Opinion: The fault of ending the mask mandate

Olivia+Davenport

Olivia Davenport

Olivia Davenport, Staff Writer

There are many contrasting opinions after Texas Governor Greg Abbott recently lifted the statewide mask mandate. While it would be fantastic for everything to go back to the way it was prior to COVID-19, it is not practical just yet. The end of the mask mandate was reckless and was put into action prematurely.

According to the CDC, there have been 504,803 COVID-19 related deaths as of March 10. While the flu has taken more lives than coronavirus, it has been around much longer than COVID. Many also tend to argue that lots of people have pre-existing conditions that are the ‘real cause’ of death, but the contraction of coronavirus worsens the situation, possibly taking years of a life to be lived with a preexisting condition.

The rollout of COVID-19 vaccines has been a huge success in our country, with Pfizer-BioNTech at a 95 percent success rate, Moderna at a 94 percent success rate and Jansen at a 66 percent success rate, according to TIME. A success rate, as defined by Medical News Today, is the percent of reduction in new cases of the virus in a vaccine group compared to a placebo group. While I fully support mass vaccination in the country, masks still must be worn. According to the New York Times, only 8.3 percent of Texans have received any form of vaccine, as of March 9. A greater amount of the population needs to receive the vaccine, so we can further prevent the spread of coronavirus. 

Herd immunity, as defined by the Association for Professionals in Infection Control and Epidemiology (APIC), occurs when a high percentage of the community is immune to a disease, making the spread of this disease from person to person unlikely. To reach herd immunity, a certain  percentage of the population must be vaccinated. For example, the  percentage of the population vaccinated to reach herd immunity against measles is 95 percent and for polio it is 80 percent. While there is not a definite amount, we can assume it is a high number, much higher than the current quantity.

Of course, those who want to continue to wear masks can still do so, it is not nearly as effective as if every party present in an area wears a mask. For example, if two people are standing three feet apart and both sneeze, the other person’s germs will get on each of them. If one person wears a mask and the other doesn’t, the person without the mask will be almost 100 percent safe from the other person’s sneeze, as it will be contained with the mask. The one wearing the mask, however, will still get the other person’s germs on them, almost fully. If both parties wear a mask, both sneezes will be contained, keeping each other safe.
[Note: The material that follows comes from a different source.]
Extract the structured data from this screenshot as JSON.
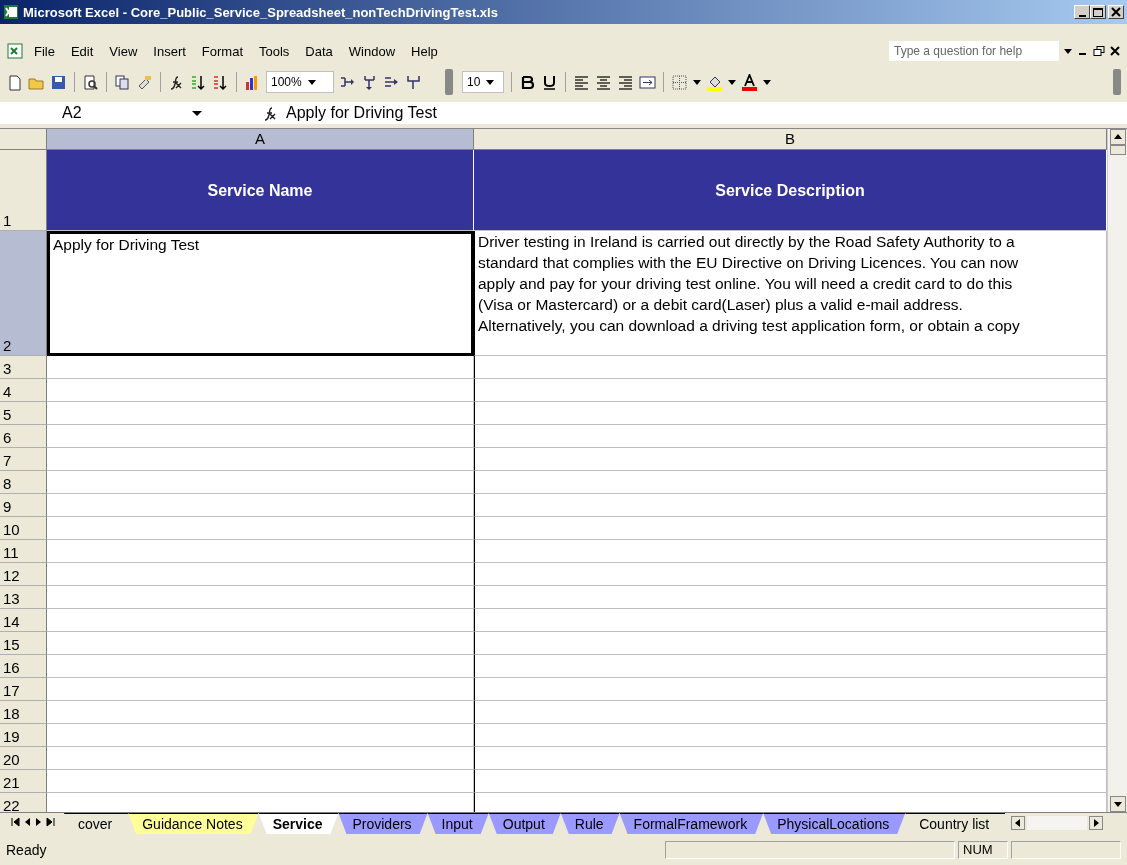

Please remember that businesses can still refuse service if you refuse to wear a mask. Respect the wishes of the employees and managers of businesses. Make the conscious decision to keep others safe.